#1

I was looking in the owners manual for a new Icom handheld that uses a LiIon battery. I was surprised to see that the handheld locks itself in low power mode (0.5W) when the temperature is below 0C to protect the battery. I had a look for performance data for LiPo packs at low temperatures and all I have been able to find so far is lots of RC modelers regurgitating other peoples’ “sage advice” about the lack of performance form their packs when it’s cold but no hard performance curves. Now RC modelers hammer their batteries compared to us so it’s no surprise that they show up the worse performance of batteries when it’s cold.

I was wondering if those who have been using LiPos for some time have actually experienced poor performance when it’s cold to such an extent that it has affected their operation. Also if anyone else with a modern handy using Lithium battery technology has noticed low temperature problems.

Andy
MM0FMF


#2

In reply to MM0FMF:

Hi Andy,

my camera uses a LiPo cell and I noticed an enormous drop in battery performance during wintertime at temperatures below 0°C. At a certain point the camera simply wouldn’t power up any more although the battery had been fully charged at home. Keeping it warm for 15 minutes always did the trick.

Maybe one of these will be of some help:
http://tinyurl.com/mhh7es
The sheets come along with a diagram “discharge temperature characteristics”.
AFAICS you’ll lose about 50% performance at -10°C, at -20°C only 1/3 of the nominal capacity is left.

73 Bernhard DL4CW


#3

In reply to MM0FMF:

Hi, Andy.

It’s possible to damage Lithium cells by getting them too cold. The capacity is related to temperature so if you fully charge them at room temperature then freeze them on a hilltop, you effectively end up with overcharged cells.

When we ship them freight, we have to make sure they are at a known state of (dis)charge - for safety reasons.

I guess the answer is to keep them warm. That way they’re safe and able to give best performance.

73, Richard


#4

Andy
In the RC world (Helicopters personally, 25A discharge rate for a 3 cell Li-po) we keep them in an inside jacket pocket prior to use on cold days, and suffer very little by way of reduced flight times. A couple of club members found out the hard way when the technology was first affordable by crashing models due to significantly reduced capacity and the esc cutting power to the rotor blades after a couple of minutes of flight time. They had fitted the cells to the air frame and then waited for up to an hour for a peg (authority to fly). The cells of course then cooled to the ambient temperature (frosty morning).
Being a mostly fair weather flyer these days, its not so much of a problem for me…
Tim
G4YTD


#5

In reply to G4YTD:

Thanks for the info from everyone.

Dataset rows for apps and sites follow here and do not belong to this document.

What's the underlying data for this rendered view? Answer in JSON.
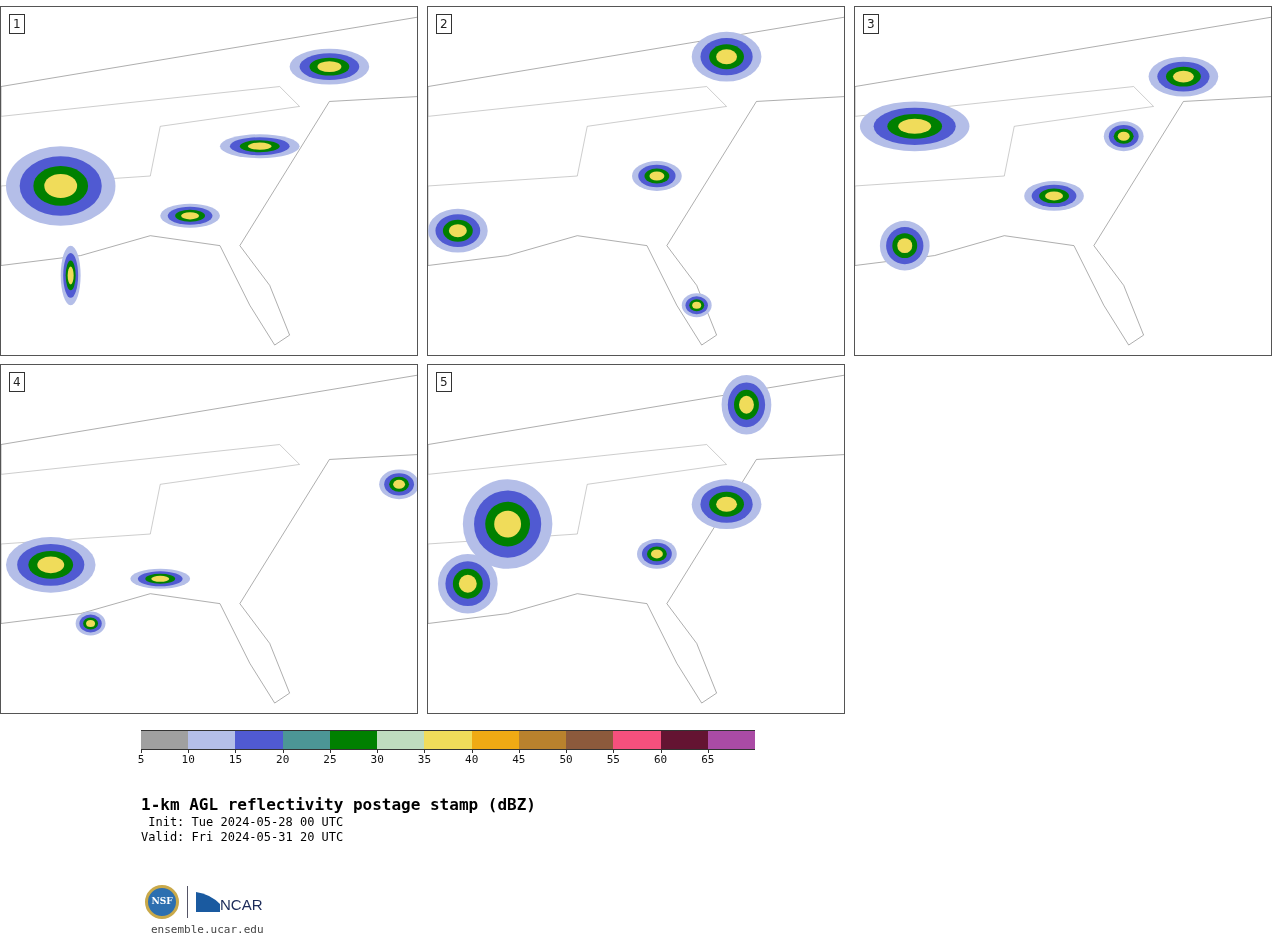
{
  "panels": [
    {
      "label": "1"
    },
    {
      "label": "2"
    },
    {
      "label": "3"
    },
    {
      "label": "4"
    },
    {
      "label": "5"
    }
  ],
  "colorbar": {
    "segments": [
      {
        "color": "#a0a0a0",
        "tick": "5"
      },
      {
        "color": "#b4bee8",
        "tick": "10"
      },
      {
        "color": "#505ad2",
        "tick": "15"
      },
      {
        "color": "#4c9696",
        "tick": "20"
      },
      {
        "color": "#008000",
        "tick": "25"
      },
      {
        "color": "#bedcbe",
        "tick": "30"
      },
      {
        "color": "#f0dc5a",
        "tick": "35"
      },
      {
        "color": "#f0aa14",
        "tick": "40"
      },
      {
        "color": "#b9822d",
        "tick": "45"
      },
      {
        "color": "#8c5a3c",
        "tick": "50"
      },
      {
        "color": "#f5507d",
        "tick": "55"
      },
      {
        "color": "#641432",
        "tick": "60"
      },
      {
        "color": "#aa4ba5",
        "tick": "65"
      }
    ]
  },
  "title": "1-km AGL reflectivity postage stamp (dBZ)",
  "init": " Init: Tue 2024-05-28 00 UTC",
  "valid": "Valid: Fri 2024-05-31 20 UTC",
  "logo": {
    "nsf": "NSF",
    "ncar": "NCAR"
  },
  "url": "ensemble.ucar.edu"
}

The Sanyo site is most useful, hard data to digest and comprehend.

I’ve picked up some RC packs off eBay for small change in reality and a test of one pack showed it to be ideal for my HF QRP SOTA needs. My 4Ahr 15C pack driving the 817 in a test showed that after 3hours on receive and 30minutes CW TX at 14wpm from the beacon (3 x 10mins TX followed 1 hour RX) I could still get the full 5W on FM from the 817. With the 817’s power thirsty receiver and some transmission that period accounts for about half of the pack’s capacity. That’s more than enough for 1 activation. If the capacity were halved because it’s a cold and frosty day it would still do for 1 activation. Allowing the fact that 2 packs weigh 600g for 8Ahr capacity and my old SLAB weighed 1300g for 2.8Ahr I can carry both for a winter activation and still be able to out perform the old SLAB and be 800g better off. That’s about the weight of a 500ml flask of something hot and tasty.

I was concerned that the drop in performance when it’s cold may preclude their use. However, it looks like ensuring the cells don’t get too cool, i.e. wrapping them up in some thermal insulation in the bag during the walk in will help. I might also be able to use the thermal gel handwarmers I bought on the packs as they’re bog all use on my hands!

Andy
MM0FMF


#6

In reply to MM0FMF:

Hi Andy,

The Lithium cells LiFeS2 (not LiPo or something else) work very well at low temperatures. I used 8 x AA Lithium batteries during my activation in Lapland last March just in case that the temperature would be very low. My Alkalines weigh 214 g in the battery holder and the Lithium cells are even lighter. The battery voltage exceeds initially the nominal 1.5 V, so some manufacturers say that Lithiums should not be used in their equipment. See for example

http://data.energizer.com/PDFs/lithiuml91l92_appman.pdf

73, Jaakko OH7BF/F5VGL


#7

Hi all

using Lipos with FT817 over 3 years now i can confirm that in low temps (OVER 0c) they appear to drop their voltage sooner than it was expected (for a 11.1V unit you have to stop operating at abt 9V).

I speak about 3C RC-models LiPos 11.1v in the range of 1800-2500 mah, 20-26C.

Keeping them in a small wool or fleeche bag seems to make a difference.

But i think that they are still the perfect choice for a quick activation where the radio load weigth is critical .

73, Panos, SV1COX


#8

In reply to SV1COX:

LiPos - at least the once used for model aircrafts - loose capacity and high current ability at low temperatures. Heating is needed to fly these batteries in winter. Obviously this is not a problem when using LiPos for QRP.

I would never carry them close to my body to warm them since they present a - small - risk of fire (and not just when charging as it was said here).

Just follow the model aircraft forums attentively.

73,

Gerd.